“Die Schönheit was a German magazine that ran through the years 1902-1936. It dealt mainly with the emerging Nacktkultur, Nudist movement. But also featured articles on modern artists, science fiction and sexual aids. It became well known for it’s racy classifieds section. Needless to say, it didn’t last too long after the rise of Nazi Germany.” I couldn’t find much more information on it online, but a book search reveals that Die Schönheit was also one of the first to publish the work of Erich Maria Remarque.

More Covers Here

Why Doesn’t Alt Culture Exist?

Yesterday, our friend Warren Ellis posed an interesting question: “why doesn’t alt culture exist?” In his weekly column, The Sunday Hangover, Warren points the finger in the same direction as our mission statement, blaming the rapacious mainstream. However, Warren goes a step further, fingering another culprit:

We’re in Reynolds’ “anachronesis” — living in a time of constant, delusional recursion, in a limbo of a dozen different pasts. Re-enactment, like living as a medieval soldier for a never-ending Renaissance Faire. Being Lenny Kravitz. Being the White Stripes. Record collection bands.
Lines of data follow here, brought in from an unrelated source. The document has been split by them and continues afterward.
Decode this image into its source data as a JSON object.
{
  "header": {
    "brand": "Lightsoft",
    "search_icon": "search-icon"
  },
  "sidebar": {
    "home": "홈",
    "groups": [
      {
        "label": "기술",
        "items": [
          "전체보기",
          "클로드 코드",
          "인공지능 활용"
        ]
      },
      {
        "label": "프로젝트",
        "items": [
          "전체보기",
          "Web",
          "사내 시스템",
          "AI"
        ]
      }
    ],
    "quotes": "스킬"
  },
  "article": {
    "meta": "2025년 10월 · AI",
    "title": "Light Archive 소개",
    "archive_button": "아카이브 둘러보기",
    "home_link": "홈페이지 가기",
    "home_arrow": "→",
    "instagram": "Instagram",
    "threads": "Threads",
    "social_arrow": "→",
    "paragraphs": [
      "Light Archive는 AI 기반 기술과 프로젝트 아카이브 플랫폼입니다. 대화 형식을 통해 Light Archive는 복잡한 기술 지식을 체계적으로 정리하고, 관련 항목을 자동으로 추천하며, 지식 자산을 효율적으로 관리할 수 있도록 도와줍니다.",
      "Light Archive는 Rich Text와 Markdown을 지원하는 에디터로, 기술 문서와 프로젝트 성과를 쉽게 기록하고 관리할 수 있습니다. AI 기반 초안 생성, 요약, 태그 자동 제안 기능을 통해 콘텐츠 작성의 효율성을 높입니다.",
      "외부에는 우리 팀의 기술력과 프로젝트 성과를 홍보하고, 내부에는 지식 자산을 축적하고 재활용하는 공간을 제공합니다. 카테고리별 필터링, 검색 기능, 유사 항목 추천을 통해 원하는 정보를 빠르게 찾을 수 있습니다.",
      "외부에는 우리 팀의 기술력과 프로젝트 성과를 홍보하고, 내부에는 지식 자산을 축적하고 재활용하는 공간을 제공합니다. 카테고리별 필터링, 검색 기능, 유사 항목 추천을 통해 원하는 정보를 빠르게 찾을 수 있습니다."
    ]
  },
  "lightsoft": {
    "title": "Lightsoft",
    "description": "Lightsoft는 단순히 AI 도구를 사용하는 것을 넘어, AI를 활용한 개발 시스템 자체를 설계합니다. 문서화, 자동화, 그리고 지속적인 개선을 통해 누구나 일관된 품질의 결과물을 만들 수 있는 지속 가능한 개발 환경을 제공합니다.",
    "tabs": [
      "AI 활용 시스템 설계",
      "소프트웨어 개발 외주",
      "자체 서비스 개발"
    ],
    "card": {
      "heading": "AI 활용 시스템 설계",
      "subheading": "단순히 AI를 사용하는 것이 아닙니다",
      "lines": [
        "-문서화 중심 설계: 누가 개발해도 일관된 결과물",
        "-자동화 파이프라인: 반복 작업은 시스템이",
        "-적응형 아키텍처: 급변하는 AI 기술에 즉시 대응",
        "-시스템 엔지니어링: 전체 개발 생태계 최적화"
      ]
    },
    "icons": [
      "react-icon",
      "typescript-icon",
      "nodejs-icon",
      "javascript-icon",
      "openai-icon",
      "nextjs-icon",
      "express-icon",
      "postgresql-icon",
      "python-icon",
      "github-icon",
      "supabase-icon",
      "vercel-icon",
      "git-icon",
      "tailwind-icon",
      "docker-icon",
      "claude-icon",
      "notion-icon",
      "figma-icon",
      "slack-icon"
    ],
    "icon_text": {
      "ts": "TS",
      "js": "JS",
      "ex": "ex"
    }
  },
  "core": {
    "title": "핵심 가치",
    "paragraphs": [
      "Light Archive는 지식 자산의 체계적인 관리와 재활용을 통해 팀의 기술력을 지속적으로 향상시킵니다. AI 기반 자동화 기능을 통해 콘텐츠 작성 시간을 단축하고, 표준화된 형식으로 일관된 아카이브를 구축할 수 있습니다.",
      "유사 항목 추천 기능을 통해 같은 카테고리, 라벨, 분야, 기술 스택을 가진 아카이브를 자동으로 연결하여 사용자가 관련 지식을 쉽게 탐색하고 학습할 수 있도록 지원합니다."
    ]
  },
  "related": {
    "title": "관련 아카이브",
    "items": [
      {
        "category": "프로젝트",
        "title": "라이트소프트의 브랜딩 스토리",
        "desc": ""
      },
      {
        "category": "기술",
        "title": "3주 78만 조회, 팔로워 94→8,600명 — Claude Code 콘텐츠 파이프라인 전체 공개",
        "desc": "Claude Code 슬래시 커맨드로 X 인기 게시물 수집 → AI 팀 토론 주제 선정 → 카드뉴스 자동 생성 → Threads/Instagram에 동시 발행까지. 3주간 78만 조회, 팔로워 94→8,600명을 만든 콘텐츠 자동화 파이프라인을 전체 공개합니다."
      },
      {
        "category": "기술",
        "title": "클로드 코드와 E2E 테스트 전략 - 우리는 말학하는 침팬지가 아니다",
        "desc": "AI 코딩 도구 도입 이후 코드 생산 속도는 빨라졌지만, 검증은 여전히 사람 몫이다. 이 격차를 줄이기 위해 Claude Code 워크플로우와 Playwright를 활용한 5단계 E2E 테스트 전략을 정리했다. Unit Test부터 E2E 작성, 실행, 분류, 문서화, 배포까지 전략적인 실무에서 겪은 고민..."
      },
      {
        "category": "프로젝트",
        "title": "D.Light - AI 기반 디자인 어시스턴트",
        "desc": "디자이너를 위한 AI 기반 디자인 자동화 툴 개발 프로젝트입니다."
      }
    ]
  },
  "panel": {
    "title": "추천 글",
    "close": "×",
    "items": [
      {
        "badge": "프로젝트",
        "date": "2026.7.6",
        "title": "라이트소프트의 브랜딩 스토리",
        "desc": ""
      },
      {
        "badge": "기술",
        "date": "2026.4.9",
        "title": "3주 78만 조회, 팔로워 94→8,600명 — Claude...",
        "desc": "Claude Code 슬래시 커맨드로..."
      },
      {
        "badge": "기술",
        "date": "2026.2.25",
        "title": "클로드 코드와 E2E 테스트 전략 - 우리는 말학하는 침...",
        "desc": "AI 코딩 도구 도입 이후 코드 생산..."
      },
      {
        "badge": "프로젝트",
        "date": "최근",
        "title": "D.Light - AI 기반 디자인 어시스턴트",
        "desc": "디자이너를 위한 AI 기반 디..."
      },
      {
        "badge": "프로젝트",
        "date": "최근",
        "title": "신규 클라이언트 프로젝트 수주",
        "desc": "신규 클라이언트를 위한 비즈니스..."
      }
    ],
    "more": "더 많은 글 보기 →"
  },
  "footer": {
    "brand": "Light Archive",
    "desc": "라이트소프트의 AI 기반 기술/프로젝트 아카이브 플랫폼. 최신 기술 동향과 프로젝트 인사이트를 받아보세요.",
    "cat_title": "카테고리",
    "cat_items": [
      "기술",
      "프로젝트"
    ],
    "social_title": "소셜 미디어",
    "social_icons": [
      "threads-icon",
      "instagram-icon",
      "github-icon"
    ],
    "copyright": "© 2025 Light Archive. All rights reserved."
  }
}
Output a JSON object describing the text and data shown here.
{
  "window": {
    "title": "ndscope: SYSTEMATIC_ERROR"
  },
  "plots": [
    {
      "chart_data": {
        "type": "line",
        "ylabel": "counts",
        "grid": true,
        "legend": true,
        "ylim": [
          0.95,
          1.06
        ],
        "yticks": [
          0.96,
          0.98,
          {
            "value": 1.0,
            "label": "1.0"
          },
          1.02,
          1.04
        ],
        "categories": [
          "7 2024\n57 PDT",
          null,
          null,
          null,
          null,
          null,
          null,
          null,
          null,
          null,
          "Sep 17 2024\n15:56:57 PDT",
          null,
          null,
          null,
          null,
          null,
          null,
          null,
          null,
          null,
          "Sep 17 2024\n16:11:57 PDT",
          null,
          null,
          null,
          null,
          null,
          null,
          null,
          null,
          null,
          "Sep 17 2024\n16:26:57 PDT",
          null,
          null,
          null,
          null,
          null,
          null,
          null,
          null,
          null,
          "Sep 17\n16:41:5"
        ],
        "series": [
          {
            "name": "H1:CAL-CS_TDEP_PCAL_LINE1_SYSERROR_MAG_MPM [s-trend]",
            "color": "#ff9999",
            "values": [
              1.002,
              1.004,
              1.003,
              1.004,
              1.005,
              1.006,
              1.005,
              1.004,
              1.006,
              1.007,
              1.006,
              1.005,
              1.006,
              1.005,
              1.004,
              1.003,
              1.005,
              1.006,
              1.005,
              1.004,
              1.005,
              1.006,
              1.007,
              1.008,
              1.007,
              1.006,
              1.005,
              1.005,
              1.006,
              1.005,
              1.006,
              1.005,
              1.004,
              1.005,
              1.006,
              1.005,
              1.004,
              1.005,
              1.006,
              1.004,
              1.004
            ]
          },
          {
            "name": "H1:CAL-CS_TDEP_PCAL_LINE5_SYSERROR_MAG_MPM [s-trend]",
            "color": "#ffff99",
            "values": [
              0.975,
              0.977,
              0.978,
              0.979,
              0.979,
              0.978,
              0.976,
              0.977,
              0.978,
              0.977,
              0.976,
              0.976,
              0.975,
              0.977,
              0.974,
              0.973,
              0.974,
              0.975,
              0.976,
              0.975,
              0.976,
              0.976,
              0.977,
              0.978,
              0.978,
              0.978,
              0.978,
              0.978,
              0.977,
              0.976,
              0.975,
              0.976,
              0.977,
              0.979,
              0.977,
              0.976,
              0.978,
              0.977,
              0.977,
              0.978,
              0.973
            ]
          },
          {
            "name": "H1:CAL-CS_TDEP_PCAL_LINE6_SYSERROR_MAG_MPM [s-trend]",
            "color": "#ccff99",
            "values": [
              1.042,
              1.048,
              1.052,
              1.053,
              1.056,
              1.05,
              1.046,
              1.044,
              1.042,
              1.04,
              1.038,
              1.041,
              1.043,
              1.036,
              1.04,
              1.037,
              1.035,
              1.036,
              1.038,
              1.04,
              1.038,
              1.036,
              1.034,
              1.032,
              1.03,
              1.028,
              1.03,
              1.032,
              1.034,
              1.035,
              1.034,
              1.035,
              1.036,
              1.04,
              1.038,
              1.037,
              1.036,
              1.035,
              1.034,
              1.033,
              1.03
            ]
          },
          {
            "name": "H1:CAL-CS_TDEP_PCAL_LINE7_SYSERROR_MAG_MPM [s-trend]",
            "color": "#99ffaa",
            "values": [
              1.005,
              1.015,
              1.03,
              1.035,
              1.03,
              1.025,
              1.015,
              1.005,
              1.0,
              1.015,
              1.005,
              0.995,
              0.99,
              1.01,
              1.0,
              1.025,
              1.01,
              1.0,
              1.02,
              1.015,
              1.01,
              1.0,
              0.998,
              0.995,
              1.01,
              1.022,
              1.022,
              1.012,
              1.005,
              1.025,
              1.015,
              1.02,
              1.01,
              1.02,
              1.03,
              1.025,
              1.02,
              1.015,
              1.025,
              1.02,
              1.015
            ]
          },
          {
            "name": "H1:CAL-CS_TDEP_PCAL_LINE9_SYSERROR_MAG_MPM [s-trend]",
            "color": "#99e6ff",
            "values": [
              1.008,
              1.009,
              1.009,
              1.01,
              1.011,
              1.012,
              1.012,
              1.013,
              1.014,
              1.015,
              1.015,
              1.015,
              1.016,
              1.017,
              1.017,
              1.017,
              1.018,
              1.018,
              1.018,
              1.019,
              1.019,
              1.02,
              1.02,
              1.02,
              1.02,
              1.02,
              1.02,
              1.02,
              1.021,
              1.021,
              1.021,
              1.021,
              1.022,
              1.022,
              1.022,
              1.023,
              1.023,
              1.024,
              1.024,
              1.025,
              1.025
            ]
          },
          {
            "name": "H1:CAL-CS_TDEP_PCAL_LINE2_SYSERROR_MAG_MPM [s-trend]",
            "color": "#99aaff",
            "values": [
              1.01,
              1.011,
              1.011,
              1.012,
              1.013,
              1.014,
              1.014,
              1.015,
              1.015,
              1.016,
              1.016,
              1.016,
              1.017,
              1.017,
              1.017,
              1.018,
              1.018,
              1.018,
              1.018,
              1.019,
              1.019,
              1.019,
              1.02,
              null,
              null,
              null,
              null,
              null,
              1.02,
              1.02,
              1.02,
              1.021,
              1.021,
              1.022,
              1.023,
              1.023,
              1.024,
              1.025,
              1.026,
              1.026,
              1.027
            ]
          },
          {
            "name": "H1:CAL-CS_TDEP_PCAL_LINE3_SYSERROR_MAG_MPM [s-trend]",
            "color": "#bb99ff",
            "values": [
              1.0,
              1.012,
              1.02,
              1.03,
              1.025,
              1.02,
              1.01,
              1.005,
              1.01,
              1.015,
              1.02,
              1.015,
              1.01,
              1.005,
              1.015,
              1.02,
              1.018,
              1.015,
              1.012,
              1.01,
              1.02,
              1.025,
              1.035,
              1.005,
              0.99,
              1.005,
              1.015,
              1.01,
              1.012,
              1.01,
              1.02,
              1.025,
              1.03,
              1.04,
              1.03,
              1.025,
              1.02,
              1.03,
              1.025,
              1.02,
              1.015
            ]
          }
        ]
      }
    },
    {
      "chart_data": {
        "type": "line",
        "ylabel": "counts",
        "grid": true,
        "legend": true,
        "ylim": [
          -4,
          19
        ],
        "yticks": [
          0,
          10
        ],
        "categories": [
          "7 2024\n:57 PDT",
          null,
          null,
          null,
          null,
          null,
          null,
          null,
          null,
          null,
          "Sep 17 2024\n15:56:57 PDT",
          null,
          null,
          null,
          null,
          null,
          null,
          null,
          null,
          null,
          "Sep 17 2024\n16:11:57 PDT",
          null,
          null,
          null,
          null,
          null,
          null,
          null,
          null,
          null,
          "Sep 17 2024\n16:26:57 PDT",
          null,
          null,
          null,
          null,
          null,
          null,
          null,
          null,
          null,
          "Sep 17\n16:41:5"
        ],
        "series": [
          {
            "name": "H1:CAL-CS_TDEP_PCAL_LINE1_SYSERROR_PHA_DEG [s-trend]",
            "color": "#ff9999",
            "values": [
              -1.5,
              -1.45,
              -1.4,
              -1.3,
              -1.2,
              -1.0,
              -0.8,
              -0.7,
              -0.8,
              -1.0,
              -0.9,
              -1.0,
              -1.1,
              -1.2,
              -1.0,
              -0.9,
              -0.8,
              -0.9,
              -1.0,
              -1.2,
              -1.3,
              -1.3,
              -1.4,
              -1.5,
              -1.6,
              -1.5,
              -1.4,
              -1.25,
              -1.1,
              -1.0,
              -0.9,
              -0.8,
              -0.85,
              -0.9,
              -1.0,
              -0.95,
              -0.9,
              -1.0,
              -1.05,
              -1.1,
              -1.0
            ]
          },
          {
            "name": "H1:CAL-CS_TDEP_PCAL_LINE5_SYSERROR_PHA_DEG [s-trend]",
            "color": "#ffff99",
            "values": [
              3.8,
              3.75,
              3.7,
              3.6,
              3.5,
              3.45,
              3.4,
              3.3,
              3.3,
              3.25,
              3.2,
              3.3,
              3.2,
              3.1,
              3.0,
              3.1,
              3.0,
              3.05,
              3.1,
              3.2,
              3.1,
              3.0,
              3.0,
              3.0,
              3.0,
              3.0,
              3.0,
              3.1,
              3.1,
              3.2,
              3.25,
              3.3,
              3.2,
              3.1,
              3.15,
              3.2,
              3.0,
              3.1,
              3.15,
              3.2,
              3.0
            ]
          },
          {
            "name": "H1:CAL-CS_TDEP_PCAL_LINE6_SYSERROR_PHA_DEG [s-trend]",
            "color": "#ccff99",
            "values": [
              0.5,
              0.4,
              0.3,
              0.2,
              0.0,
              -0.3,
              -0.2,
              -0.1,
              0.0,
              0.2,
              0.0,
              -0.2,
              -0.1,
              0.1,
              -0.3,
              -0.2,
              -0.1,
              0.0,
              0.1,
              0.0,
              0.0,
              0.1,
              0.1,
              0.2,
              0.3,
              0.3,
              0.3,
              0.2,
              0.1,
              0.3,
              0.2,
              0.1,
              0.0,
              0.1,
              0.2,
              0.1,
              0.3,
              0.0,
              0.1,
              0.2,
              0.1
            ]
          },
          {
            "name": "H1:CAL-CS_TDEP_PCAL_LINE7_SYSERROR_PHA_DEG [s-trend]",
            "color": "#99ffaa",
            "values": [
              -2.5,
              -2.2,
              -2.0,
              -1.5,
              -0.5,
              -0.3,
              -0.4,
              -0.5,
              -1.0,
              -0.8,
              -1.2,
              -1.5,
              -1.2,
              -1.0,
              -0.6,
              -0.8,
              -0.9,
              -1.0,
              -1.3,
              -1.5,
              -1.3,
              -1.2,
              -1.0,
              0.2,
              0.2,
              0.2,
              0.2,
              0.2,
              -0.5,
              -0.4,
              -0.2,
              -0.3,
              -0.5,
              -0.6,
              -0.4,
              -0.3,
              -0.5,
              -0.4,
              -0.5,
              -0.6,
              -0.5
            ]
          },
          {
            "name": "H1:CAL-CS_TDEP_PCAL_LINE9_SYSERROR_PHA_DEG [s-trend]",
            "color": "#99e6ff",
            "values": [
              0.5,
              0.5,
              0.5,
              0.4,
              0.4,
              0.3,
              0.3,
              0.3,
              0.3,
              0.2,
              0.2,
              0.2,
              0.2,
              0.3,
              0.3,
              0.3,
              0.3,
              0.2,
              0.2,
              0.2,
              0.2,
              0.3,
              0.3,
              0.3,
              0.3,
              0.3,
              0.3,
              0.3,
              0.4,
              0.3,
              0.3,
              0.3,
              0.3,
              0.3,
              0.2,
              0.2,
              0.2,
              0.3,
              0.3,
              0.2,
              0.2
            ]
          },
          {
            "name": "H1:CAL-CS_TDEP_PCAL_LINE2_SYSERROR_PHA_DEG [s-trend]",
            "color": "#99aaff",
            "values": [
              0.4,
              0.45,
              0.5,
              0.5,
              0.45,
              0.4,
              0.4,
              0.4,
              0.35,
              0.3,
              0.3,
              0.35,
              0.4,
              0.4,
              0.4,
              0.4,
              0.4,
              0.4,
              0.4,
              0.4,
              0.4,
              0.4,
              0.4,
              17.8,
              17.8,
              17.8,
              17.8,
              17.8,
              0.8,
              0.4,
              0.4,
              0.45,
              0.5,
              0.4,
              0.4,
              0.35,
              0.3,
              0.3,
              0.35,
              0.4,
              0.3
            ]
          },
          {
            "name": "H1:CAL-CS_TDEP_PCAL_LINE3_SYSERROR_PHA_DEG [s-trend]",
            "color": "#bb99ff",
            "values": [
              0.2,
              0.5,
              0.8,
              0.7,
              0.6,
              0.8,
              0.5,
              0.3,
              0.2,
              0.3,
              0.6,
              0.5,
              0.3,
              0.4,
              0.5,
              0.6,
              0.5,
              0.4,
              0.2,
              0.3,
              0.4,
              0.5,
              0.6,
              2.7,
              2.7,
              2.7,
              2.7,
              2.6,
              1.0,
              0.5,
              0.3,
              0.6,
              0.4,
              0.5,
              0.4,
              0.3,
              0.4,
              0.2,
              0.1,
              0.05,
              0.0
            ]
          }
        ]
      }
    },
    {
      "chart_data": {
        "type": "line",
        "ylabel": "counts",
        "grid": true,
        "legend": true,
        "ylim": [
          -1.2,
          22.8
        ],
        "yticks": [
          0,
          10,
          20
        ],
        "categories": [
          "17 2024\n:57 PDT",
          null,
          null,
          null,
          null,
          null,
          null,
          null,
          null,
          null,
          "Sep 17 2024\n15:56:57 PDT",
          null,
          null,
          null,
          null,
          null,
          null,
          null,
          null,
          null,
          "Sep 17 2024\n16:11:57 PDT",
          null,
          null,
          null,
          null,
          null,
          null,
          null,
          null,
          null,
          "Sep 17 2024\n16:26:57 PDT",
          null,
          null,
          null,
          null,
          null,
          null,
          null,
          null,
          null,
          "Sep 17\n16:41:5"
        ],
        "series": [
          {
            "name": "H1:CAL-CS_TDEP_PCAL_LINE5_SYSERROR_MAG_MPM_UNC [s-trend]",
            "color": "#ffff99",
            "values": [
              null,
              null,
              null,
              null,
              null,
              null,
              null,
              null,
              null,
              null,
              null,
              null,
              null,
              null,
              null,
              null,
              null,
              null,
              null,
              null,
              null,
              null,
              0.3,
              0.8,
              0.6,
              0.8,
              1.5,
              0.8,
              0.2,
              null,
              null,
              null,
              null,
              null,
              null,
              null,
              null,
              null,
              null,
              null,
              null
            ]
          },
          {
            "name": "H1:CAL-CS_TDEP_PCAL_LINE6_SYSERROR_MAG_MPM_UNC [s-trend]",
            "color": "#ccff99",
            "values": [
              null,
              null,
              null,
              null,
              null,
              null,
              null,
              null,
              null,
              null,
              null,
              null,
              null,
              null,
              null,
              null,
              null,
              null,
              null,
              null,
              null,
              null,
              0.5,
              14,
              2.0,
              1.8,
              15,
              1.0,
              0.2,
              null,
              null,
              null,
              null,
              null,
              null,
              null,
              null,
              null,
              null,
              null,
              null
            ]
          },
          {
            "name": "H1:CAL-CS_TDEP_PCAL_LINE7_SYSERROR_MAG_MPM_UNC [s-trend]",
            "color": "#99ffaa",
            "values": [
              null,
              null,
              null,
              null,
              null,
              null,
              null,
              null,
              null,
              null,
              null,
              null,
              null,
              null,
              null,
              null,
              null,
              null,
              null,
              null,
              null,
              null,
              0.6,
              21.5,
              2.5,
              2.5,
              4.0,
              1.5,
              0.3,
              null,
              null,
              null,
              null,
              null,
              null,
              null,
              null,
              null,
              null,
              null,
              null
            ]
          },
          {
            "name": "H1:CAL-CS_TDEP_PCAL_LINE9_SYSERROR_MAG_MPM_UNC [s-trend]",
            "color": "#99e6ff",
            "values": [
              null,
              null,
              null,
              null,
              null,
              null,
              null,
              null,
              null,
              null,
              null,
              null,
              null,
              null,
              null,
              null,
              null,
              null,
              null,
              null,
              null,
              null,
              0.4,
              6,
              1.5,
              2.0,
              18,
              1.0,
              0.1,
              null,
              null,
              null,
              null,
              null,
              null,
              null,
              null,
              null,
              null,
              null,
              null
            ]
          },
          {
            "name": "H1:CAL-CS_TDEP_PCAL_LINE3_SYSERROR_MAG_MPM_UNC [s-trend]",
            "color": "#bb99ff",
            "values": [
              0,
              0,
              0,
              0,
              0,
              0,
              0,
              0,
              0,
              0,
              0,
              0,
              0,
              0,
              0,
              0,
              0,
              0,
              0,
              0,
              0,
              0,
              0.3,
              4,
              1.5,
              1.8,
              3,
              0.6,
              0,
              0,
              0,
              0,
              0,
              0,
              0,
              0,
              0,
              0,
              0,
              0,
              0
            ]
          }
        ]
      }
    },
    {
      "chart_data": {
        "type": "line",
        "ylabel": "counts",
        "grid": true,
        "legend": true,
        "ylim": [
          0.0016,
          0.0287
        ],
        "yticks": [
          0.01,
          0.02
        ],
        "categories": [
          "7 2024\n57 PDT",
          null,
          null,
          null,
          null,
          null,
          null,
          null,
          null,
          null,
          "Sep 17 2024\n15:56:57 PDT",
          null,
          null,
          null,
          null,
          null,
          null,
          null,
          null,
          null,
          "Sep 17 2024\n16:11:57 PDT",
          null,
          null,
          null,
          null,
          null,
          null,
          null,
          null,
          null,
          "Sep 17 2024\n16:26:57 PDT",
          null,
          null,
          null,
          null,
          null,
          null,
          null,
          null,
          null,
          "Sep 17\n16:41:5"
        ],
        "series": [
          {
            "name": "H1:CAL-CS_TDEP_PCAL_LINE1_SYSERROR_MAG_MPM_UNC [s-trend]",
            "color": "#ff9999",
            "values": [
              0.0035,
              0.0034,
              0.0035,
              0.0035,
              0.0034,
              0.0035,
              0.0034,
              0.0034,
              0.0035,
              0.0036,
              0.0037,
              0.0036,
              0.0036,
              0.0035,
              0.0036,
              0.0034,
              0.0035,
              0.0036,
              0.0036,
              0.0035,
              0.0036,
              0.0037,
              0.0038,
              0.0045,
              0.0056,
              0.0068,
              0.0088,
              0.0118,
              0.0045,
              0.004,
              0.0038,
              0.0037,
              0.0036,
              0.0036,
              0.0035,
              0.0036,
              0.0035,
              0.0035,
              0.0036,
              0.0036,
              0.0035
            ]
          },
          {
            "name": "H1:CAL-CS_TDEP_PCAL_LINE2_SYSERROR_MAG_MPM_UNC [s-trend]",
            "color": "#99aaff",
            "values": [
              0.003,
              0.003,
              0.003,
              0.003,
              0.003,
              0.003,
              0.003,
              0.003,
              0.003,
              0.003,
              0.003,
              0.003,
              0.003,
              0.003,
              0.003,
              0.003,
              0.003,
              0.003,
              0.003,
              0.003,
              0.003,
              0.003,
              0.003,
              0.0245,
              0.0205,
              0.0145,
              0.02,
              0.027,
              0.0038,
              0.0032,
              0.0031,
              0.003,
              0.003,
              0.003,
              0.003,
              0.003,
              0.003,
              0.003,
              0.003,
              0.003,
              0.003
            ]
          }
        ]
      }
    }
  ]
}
People who like Amy Winehouse. Reynolds again: “Things under the sway of anachronesis are just nothing. You might as well be dead.”

Here’s another theory: perhaps anachronesis is not the retardant of a burgeoning alt culture, but its catalyst. After all, every subculture has always been a mediated response to the mainstream: punk culture’s rebellion grew out of a disillusionment with the rewards promised by white-collar mobility; Rastafarianism was a subversion of the white man’s religion; both the riot grrls of the 90s and the flappers of the 20s adopted certain styles to reject – or reclaim – certain conventions of womanhood. What, then, is the mainstream culture that today’s alt puts under the microscope?

Roadside Picnic Podcast

Musician/filmmaker Joshua Zucker is one of very few folks whose tastes I trust implicitly. Episode 13 of his thematic Roadside Picnic podcast just went up. As always, it’s an astonishing mix of sounds and genres, lovingly and seamlessly compiled. Put on your best pair of headphones, and drift.

What’s Zo Wearing? October 21, 2007

What’s Zo Wearing? is syndicated with permission.

Fall! Autumn!! Sort of. While I go to sleep each night wishing to wake up freezing, it hasn’t really hit LA yet. In any case, I’m dressing the part. More black, grays, browns, olive, deep purple and dark cherry tones – all on my radar when selecting dailywear stuffs. I’ve dyed my hair a deeper violet-blue, even.

Of late I’m especially fond of loosely draped items combined with fitted ones, and various combinations thereof. To be honest, half the time I just feel like wearing boots, a sheet of fabric pinned creatively, topping it off with a ridiculously priced jacket and calling it a day. I imagine popular fashion’s retro currents haven’t reached the days of alterna-togas just yet, and you’d all roast me. So here is a facsimile! Just know I’d rather be wearing a sheet.